MySQL HELP

Associate
Joined
5 Feb 2006
Posts
129
Location
Birmingham
I am after a little help with my database.

I have a db with a few tables the first table has an id field which auto increments

The other tables have id fields also that need to match the auto incrementing id field so the records match up!

How do you do this?

Dose this question make sense
 
Caporegime
Joined
18 Oct 2002
Posts
29,491
Location
Back in East London
You don't, you create another column/field to contain the key from the first table.

e.g.:

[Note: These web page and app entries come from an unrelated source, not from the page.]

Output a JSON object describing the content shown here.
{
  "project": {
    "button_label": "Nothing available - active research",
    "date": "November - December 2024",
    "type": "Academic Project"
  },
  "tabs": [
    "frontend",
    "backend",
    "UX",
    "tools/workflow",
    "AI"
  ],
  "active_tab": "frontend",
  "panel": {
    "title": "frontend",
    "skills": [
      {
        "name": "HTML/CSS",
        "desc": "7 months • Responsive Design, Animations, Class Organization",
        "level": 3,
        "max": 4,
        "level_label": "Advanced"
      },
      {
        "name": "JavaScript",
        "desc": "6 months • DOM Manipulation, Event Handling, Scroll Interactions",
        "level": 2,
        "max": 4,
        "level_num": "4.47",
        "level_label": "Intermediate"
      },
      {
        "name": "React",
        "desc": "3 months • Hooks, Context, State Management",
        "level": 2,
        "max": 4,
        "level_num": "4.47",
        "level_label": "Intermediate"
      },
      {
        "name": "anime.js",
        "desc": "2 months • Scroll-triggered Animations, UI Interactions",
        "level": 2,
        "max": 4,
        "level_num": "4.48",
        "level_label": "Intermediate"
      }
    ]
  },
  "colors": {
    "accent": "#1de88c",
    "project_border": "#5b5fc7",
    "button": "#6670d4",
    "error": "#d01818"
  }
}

Code:
CREATE TABLE `users` (
  `userid` INT NOT NULL AUTO_INCREMENT PRIMARY KEY,
  `username` VARCHAR(50) NOT NULL,
  `password` VARCHAR(40) NOT NULL,
);

CREATE  TABLE `messages` (
  `messageid` INT NOT NULL AUTO_INCREMENT PRIMARY KEY,
  `messagetitle` VARCHAR(60) NOT NULL,
  `userid` INT NOT NULL,
  `messagebody` TEXT
);

Then you insert the userid of the user who sent the message into the `messages`.`userid` column. Creating an index on this, or even setting it as a foreign key may not be a bad idea either.
 
Soldato
Joined
18 Oct 2002
Posts
8,997
Location
London
OT:
How come they make a big fus about forgien keys at uni, and then when you're in the real world harldy anyone uses them. Just speaking from experience. And this is not a complaint! :cool:
 
Caporegime
Joined
18 Oct 2002
Posts
29,491
Location
Back in East London
What I've posted is a Foreign Key, it's just not using the FOREIGN KEY keywords.

I haven't stumbled upon a situation where I actually have needed to yet, but one use I can think of is when records are created/updated/deleted on one table, any other table that references the first table will be updated as well. (i.e. changes are cascaded)

But as I do this manually anyway..
 
Soldato
Joined
18 Oct 2002
Posts
8,997
Location
London
Dj_Jestar said:
But as I do this manually anyway..

Yeah me too! It just seems more effective the 'manual' way.
Perhaps it's another case of lecturers not being in touch with the real world. But I guess it's good practice.
 
Soldato
Joined
18 Oct 2002
Posts
3,157
Location
Leeds
Foreign keys are great for keeping database consistency, especially when combined with cascading deletes.

Trying to do this manually in all of your code must be...fun?



Mick.
 
Caporegime
Joined
18 Oct 2002
Posts
29,491
Location
Back in East London
That is such a subjective statement.

You may have visions of 20+ tables, where as I only have one or two.

I've also rarely come into the instance where I actually need to delete a record now you mention it, infact only in testing/dev do I ever delete records.
 
Back
Top Bottom